*Record set*:
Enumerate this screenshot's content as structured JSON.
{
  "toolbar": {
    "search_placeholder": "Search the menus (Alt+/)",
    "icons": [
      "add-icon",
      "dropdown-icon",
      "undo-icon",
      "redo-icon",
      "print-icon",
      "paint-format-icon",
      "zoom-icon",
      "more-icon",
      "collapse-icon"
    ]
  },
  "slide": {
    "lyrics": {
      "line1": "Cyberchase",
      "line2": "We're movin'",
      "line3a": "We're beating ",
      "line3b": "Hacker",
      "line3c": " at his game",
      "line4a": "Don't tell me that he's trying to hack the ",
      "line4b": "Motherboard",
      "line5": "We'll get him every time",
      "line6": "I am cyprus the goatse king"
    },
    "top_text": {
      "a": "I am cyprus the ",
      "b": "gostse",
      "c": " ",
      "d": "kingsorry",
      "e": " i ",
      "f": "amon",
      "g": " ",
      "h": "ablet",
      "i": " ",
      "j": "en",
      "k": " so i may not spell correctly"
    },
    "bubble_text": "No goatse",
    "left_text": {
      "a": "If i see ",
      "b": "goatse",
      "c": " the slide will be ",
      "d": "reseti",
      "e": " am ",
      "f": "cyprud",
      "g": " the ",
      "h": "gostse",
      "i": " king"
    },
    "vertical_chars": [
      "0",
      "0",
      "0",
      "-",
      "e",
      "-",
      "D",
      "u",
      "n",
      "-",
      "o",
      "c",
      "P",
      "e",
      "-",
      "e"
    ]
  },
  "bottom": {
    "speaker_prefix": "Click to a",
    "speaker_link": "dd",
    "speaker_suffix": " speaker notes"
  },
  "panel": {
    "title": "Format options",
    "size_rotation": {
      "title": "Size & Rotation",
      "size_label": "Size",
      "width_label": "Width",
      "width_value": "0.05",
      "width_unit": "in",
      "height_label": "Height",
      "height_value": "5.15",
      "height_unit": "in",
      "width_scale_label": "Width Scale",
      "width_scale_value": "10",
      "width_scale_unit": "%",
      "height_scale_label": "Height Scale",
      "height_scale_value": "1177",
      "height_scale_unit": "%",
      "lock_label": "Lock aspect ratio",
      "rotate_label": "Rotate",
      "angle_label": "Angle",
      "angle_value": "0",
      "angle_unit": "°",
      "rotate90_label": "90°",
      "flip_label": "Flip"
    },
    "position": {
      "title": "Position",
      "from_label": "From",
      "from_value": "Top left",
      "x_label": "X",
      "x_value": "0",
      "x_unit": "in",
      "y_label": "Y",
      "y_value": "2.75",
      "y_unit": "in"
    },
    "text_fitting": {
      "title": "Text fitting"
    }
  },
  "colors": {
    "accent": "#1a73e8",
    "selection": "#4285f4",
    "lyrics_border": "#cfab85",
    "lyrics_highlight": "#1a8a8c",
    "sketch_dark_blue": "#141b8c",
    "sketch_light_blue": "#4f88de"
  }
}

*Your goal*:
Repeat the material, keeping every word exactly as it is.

*Exercise answer*:
Enumerate this screenshot's content as structured JSON.
{
  "toolbar": {
    "search_placeholder": "Search the menus (Alt+/)",
    "icons": [
      "add-icon",
      "dropdown-icon",
      "undo-icon",
      "redo-icon",
      "print-icon",
      "paint-format-icon",
      "zoom-icon",
      "more-icon",
      "collapse-icon"
    ]
  },
  "slide": {
    "lyrics": {
      "line1": "Cyberchase",
      "line2": "We're movin'",
      "line3a": "We're beating ",
      "line3b": "Hacker",
      "line3c": " at his game",
      "line4a": "Don't tell me that he's trying to hack the ",
      "line4b": "Motherboard",
      "line5": "We'll get him every time",
      "line6": "I am cyprus the goatse king"
    },
    "top_text": {
      "a": "I am cyprus the ",
      "b": "gostse",
      "c": " ",
      "d": "kingsorry",
      "e": " i ",
      "f": "amon",
      "g": " ",
      "h": "ablet",
      "i": " ",
      "j": "en",
      "k": " so i may not spell correctly"
    },
    "bubble_text": "No goatse",
    "left_text": {
      "a": "If i see ",
      "b": "goatse",
      "c": " the slide will be ",
      "d": "reseti",
      "e": " am ",
      "f": "cyprud",
      "g": " the ",
      "h": "gostse",
      "i": " king"
    },
    "vertical_chars": [
      "0",
      "0",
      "0",
      "-",
      "e",
      "-",
      "D",
      "u",
      "n",
      "-",
      "o",
      "c",
      "P",
      "e",
      "-",
      "e"
    ]
  },
  "bottom": {
    "speaker_prefix": "Click to a",
    "speaker_link": "dd",
    "speaker_suffix": " speaker notes"
  },
  "panel": {
    "title": "Format options",
    "size_rotation": {
      "title": "Size & Rotation",
      "size_label": "Size",
      "width_label": "Width",
      "width_value": "0.05",
      "width_unit": "in",
      "height_label": "Height",
      "height_value": "5.15",
      "height_unit": "in",
      "width_scale_label": "Width Scale",
      "width_scale_value": "10",
      "width_scale_unit": "%",
      "height_scale_label": "Height Scale",
      "height_scale_value": "1177",
      "height_scale_unit": "%",
      "lock_label": "Lock aspect ratio",
      "rotate_label": "Rotate",
      "angle_label": "Angle",
      "angle_value": "0",
      "angle_unit": "°",
      "rotate90_label": "90°",
      "flip_label": "Flip"
    },
    "position": {
      "title": "Position",
      "from_label": "From",
      "from_value": "Top left",
      "x_label": "X",
      "x_value": "0",
      "x_unit": "in",
      "y_label": "Y",
      "y_value": "2.75",
      "y_unit": "in"
    },
    "text_fitting": {
      "title": "Text fitting"
    }
  },
  "colors": {
    "accent": "#1a73e8",
    "selection": "#4285f4",
    "lyrics_border": "#cfab85",
    "lyrics_highlight": "#1a8a8c",
    "sketch_dark_blue": "#141b8c",
    "sketch_light_blue": "#4f88de"
  }
}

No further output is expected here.